YOUR GOAL
Report how many lines in the data include "Cabin", with the number as the only reply.

◆ ◆ ◆ ◆ ◆ ◆ ◆

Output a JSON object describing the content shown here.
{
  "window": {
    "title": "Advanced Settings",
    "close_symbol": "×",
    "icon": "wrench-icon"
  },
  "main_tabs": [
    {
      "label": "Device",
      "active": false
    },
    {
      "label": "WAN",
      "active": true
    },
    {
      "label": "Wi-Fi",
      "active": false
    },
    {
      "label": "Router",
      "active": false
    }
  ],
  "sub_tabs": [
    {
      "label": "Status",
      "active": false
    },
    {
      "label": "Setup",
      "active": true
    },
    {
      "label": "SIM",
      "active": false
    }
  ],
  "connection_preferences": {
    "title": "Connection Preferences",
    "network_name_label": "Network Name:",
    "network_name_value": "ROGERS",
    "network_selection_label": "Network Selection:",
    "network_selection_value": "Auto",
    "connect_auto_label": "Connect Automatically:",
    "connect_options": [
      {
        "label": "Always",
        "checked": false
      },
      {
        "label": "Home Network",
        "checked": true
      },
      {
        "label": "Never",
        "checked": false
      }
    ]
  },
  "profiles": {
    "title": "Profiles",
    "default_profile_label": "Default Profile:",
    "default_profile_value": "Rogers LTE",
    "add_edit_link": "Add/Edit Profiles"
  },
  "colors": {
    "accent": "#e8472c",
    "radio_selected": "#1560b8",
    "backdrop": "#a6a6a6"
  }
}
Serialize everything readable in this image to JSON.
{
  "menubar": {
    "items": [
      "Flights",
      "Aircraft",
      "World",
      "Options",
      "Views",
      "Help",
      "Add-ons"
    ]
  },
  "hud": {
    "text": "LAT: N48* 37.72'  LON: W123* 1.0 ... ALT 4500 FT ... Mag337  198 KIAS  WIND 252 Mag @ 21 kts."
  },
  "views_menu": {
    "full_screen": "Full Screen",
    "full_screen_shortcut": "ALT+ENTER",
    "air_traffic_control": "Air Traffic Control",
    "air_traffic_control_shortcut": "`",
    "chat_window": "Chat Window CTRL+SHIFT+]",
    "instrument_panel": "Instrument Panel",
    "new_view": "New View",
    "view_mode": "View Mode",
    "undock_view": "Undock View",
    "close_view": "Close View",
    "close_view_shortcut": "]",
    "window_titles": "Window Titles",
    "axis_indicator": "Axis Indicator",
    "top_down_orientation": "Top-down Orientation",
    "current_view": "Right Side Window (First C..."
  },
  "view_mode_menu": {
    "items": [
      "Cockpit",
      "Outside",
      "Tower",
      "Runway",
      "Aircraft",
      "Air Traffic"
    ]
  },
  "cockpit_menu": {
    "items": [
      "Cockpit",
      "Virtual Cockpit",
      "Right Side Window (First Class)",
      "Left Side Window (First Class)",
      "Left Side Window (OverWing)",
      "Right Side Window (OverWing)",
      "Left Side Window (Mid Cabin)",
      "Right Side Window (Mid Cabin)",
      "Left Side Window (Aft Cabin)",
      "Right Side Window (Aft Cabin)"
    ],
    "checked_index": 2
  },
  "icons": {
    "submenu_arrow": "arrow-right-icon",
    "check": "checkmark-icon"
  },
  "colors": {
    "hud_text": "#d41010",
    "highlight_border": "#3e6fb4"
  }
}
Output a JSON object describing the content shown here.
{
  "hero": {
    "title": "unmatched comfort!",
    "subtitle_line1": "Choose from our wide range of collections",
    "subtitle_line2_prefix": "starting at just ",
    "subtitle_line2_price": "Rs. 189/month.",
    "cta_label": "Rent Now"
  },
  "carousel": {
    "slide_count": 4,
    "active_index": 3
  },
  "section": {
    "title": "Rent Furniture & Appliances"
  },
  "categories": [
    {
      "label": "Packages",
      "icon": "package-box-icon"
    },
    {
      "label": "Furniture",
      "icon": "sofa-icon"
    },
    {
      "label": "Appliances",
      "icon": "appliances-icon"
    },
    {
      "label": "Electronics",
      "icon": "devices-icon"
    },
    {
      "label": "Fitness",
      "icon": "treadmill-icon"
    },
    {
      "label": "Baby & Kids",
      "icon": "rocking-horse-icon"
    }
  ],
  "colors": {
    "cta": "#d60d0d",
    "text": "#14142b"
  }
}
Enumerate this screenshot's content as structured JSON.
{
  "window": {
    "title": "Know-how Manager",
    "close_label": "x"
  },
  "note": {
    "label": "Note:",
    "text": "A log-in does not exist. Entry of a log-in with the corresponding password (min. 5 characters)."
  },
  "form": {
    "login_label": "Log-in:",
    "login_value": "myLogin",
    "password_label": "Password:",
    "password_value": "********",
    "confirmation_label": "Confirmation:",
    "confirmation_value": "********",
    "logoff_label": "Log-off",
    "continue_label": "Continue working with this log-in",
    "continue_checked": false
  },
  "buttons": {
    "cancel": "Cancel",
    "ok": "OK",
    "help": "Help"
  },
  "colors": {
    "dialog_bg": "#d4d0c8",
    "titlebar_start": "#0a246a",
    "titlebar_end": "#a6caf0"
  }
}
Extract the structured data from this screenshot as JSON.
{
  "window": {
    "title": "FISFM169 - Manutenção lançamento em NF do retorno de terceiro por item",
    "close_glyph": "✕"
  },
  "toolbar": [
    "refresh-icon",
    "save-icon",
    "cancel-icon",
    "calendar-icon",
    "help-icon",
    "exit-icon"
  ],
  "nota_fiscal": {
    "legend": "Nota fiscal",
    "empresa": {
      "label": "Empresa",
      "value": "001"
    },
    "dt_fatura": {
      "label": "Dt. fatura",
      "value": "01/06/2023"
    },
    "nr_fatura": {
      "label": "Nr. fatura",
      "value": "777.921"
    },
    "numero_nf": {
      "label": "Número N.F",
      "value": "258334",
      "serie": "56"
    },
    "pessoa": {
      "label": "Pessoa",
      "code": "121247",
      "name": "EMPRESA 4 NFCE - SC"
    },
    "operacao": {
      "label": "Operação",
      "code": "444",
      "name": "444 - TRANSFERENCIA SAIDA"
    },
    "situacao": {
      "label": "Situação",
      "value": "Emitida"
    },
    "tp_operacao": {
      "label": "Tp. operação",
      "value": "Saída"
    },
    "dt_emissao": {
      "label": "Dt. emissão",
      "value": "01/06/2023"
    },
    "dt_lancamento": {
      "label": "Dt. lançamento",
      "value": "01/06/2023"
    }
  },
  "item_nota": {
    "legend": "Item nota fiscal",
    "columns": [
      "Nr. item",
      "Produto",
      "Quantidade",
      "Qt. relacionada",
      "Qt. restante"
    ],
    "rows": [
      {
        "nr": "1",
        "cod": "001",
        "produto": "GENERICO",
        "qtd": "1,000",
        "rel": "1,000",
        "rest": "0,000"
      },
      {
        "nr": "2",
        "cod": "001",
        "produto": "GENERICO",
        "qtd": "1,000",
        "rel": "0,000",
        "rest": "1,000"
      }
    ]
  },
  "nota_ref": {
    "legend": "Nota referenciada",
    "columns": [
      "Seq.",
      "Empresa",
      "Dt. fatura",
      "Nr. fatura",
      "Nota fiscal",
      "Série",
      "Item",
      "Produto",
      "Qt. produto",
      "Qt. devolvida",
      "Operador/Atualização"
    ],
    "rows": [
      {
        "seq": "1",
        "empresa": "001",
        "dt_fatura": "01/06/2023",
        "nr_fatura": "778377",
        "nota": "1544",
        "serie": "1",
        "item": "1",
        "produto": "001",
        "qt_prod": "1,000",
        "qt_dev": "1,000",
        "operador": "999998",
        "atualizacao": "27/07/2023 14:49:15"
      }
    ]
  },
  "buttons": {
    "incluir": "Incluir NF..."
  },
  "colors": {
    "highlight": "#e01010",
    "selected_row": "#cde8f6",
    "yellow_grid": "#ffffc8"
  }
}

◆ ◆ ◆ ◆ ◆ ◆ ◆

RESPONSE AREA
4